January, 2011 | Ten Thousand Things

Keiko Miyamori: Bird Cages & the Gilded Boat, installation with soundscape by Steven Berkowitz @ Ise Cultural Foundation, NY, Jan 14-Feb 26

Keiko Miyamori is preoccupied with making visible the invisible connections between people and nature across our planet. Like many other Japanese-born and Japanese-American artists, she is haunted by the historical trauma of the Second World War. The Philly-based visual artist believes that, if we can better see the interconnections that bind us together with each other and the natural world, we would be less likely to engage in the nonsensical destruction of military violence and war. Her work is a visual artistic cure for the roots of violence: alienation, competition, and fear.

Miyamori's upcoming exhibition incorporates tree rubbings and birdsongs from five different continents to evoke a sense of planetary holism based upon the idea of the supercontinent Amasia:

"Amasia is one of the possible future supercontinents that could be formed by the merger of Asia and North America. It is based on the idea that the Pacific Plate is already subducting under Eurasia and North America and the process will eventually cause it to close...

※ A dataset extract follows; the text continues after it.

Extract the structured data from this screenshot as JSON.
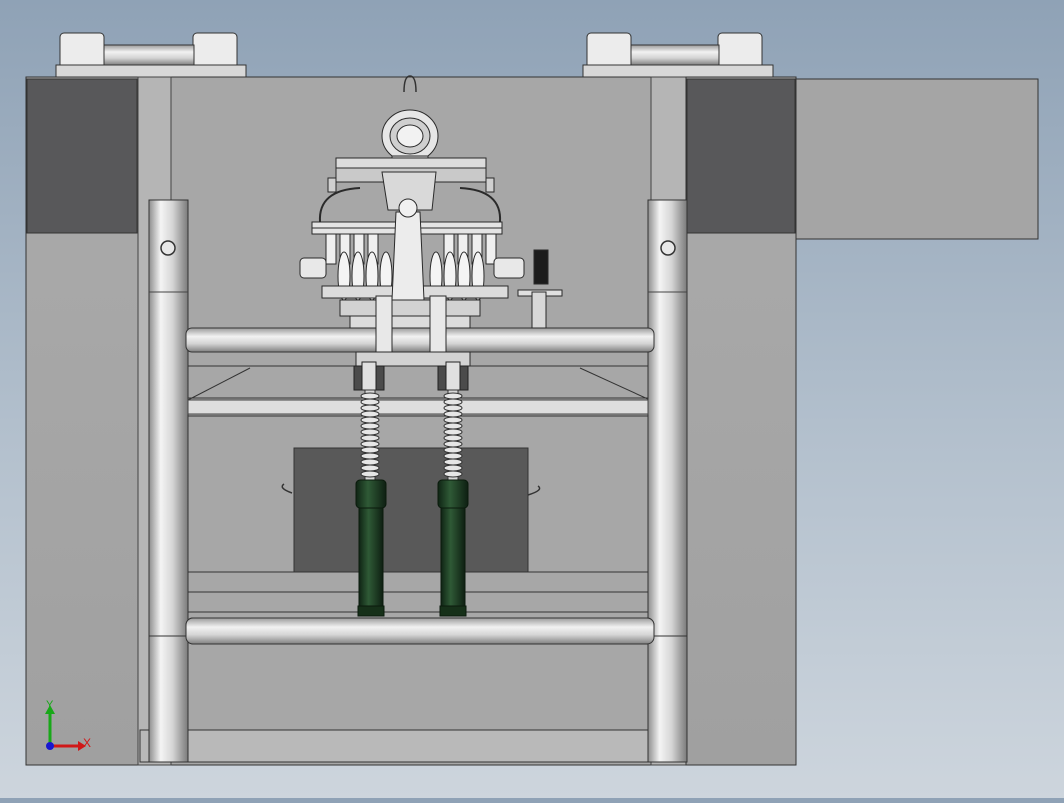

"This project will share with my related projects a common goal of helping people to experience the 'connections' that exist between all of us with our surroundings...I have struggled to come to terms with terrible events in my cultural history that happened due to lack of feeling connected to the 'other,' the 'there' rather than 'here.' I hope that my installation will allow people to feel, through the freedom of imagination, a sense of global connection..."